Glutamate-stimulated, astrocyte-derived carbon monoxide (CO) causes cerebral arteriole dilation by activating smooth muscle cell large-conductance Ca2+-activated potassium (BKCa) channels. Here, we examined the hypothesis that glutamate activates heme oxygenase (HO)-2 and CO production via the [Ca2+]i/Ca2+-calmodulin signaling pathway in newborn pig astrocytes. The major findings are: 1) Glutamate stimulated Ca2+ transients and increased steady-state [Ca2+]i in cerebral cortical astrocytes in primary culture. 2) In astrocytes permeabilized with ionomycin, elevation of [Ca2+]i concentration-dependently increased CO production. 3) Glutamate did not affect CO production at any [Ca2+]i when the [Ca2+]i was held constant. 4) Thapsigargin, a sarco/endoplasmic reticulum Ca2+-ATPase blocker, decreased basal CO production and blocked glutamate-induced increases in CO. 5) Calmidazolium, a calmodulin inhibitor, blocked CO production induced by glutamate and by [Ca2+]i elevation.
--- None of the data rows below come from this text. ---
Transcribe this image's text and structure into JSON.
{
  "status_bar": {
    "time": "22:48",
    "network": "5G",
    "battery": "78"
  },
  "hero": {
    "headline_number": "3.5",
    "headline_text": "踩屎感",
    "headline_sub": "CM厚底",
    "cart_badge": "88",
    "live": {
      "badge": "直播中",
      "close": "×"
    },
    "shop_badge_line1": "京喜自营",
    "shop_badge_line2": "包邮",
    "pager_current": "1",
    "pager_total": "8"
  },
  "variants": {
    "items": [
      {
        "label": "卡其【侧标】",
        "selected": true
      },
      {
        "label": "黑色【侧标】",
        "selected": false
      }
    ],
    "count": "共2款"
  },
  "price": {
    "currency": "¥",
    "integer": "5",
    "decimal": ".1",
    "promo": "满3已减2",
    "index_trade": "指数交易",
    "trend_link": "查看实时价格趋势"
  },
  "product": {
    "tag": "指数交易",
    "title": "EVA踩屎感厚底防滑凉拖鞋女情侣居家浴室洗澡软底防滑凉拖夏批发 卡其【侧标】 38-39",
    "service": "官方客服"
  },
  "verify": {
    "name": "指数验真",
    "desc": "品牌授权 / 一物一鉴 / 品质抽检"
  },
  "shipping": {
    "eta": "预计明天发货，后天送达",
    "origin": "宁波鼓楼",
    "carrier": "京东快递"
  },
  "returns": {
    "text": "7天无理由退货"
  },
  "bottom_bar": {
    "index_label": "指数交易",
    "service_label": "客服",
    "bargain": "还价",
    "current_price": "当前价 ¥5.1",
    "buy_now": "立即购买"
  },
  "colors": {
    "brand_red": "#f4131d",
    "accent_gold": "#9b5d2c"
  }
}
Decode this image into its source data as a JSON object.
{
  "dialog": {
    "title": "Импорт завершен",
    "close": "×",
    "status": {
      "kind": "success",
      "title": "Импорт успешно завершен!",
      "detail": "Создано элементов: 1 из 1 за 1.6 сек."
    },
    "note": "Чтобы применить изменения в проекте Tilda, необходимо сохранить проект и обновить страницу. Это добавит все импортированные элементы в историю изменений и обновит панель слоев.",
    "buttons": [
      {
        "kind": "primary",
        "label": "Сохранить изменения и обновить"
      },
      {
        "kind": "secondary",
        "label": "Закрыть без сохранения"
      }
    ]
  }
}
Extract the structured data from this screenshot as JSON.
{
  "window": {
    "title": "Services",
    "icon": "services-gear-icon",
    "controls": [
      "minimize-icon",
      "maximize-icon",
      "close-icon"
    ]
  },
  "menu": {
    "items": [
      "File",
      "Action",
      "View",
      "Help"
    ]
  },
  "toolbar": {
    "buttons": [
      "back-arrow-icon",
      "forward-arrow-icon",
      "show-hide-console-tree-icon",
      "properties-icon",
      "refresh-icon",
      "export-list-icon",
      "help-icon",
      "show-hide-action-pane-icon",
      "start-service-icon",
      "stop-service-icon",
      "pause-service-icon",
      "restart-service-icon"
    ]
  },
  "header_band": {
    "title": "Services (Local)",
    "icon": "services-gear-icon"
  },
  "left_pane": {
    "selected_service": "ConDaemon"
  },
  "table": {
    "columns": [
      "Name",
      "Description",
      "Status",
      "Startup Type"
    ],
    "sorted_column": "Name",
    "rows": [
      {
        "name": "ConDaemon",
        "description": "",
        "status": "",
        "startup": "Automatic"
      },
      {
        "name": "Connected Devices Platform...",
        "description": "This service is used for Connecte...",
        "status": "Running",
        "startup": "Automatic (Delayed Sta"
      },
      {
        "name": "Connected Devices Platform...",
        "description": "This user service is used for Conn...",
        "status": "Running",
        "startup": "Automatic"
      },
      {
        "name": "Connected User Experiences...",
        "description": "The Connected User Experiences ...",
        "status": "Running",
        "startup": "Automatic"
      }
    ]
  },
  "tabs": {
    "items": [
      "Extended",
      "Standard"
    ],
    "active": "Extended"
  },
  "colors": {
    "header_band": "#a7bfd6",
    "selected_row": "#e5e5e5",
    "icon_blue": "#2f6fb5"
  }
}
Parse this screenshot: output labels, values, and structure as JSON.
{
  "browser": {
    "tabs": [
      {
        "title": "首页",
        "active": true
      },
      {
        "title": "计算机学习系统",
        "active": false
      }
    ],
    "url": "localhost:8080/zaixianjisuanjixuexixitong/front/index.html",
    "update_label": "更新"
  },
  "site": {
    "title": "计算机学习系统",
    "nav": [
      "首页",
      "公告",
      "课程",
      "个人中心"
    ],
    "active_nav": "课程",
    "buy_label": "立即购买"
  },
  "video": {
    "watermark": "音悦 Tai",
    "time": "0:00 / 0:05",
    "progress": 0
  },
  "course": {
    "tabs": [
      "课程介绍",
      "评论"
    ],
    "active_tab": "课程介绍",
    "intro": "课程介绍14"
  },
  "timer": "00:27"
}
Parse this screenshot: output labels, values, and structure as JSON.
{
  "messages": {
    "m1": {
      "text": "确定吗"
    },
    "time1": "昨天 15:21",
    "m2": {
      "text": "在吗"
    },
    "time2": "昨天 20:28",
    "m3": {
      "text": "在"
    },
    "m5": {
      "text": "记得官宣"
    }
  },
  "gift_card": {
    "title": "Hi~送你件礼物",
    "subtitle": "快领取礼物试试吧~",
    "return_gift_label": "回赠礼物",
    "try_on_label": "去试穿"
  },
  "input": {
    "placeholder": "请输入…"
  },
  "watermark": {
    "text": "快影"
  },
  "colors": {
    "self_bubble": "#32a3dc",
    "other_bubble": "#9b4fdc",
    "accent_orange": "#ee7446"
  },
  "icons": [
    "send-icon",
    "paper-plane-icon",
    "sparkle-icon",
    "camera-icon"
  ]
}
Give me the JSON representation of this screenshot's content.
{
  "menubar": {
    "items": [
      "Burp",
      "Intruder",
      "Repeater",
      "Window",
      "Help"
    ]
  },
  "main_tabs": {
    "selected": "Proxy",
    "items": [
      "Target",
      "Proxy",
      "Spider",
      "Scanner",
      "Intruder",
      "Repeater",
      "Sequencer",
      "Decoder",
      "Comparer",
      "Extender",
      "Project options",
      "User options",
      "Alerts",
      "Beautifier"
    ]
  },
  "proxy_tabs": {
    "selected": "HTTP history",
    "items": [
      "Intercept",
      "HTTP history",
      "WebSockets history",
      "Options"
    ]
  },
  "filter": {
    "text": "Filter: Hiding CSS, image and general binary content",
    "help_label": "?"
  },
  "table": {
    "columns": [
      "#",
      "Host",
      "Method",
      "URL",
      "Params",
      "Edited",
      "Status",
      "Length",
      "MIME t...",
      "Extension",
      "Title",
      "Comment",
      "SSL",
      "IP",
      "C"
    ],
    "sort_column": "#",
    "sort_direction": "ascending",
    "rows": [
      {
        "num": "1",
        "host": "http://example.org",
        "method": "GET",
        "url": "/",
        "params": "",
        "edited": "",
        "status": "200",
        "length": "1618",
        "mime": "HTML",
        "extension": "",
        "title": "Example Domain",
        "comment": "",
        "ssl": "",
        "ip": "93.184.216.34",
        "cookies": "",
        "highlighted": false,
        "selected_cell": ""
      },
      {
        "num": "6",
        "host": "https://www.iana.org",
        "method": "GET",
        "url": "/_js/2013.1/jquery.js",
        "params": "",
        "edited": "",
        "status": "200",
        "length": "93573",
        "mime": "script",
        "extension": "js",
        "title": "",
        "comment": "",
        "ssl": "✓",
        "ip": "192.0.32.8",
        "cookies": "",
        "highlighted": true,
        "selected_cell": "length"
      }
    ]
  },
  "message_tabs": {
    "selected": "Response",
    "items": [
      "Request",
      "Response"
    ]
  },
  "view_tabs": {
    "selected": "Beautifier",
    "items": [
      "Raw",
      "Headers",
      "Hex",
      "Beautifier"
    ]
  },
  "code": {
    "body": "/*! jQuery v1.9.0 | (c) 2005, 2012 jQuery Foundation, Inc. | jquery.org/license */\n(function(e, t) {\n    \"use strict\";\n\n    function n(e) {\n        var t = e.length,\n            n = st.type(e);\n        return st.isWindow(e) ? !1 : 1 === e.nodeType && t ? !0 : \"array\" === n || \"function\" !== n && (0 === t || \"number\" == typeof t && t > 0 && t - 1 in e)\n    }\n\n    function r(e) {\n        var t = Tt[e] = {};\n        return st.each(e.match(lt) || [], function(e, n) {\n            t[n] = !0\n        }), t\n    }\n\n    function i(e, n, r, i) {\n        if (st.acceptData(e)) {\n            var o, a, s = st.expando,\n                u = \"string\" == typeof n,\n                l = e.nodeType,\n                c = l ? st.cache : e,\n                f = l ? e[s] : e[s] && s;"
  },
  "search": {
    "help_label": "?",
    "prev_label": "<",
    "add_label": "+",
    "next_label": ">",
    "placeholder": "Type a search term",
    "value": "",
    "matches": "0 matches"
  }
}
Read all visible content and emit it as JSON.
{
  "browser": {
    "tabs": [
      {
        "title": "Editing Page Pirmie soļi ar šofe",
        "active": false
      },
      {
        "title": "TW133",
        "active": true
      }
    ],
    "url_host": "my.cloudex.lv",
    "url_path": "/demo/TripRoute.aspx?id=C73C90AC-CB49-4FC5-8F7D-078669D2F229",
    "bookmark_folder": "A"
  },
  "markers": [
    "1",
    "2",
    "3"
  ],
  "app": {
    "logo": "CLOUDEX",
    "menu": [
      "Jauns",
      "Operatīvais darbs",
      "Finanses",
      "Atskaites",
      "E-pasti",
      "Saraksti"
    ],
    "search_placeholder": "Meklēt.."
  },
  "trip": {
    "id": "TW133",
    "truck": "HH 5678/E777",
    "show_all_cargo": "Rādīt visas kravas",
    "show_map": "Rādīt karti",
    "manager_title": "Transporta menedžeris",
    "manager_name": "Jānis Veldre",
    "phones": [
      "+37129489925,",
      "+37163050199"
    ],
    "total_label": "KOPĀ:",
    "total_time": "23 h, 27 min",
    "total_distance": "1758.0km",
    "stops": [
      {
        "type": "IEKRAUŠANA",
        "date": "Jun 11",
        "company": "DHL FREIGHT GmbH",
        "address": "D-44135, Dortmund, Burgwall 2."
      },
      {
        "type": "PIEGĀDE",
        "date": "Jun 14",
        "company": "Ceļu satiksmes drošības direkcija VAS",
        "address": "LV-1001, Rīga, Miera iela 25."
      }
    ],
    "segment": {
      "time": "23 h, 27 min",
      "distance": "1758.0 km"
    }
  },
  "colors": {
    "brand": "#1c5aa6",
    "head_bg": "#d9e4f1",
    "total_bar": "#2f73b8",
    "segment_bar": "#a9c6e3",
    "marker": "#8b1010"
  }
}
Taken together, our data are consistent with the hypothesis that glutamate elevates [Ca2+]i in astrocytes, leading to Ca2+-calmodulin dependent HO-2 activation, and CO production.
- cerebral circulation
- heme oxygenase
- neurovascular coupling
- Copyright © 2010, American Journal of Physiology - Heart and Circulatory Physiology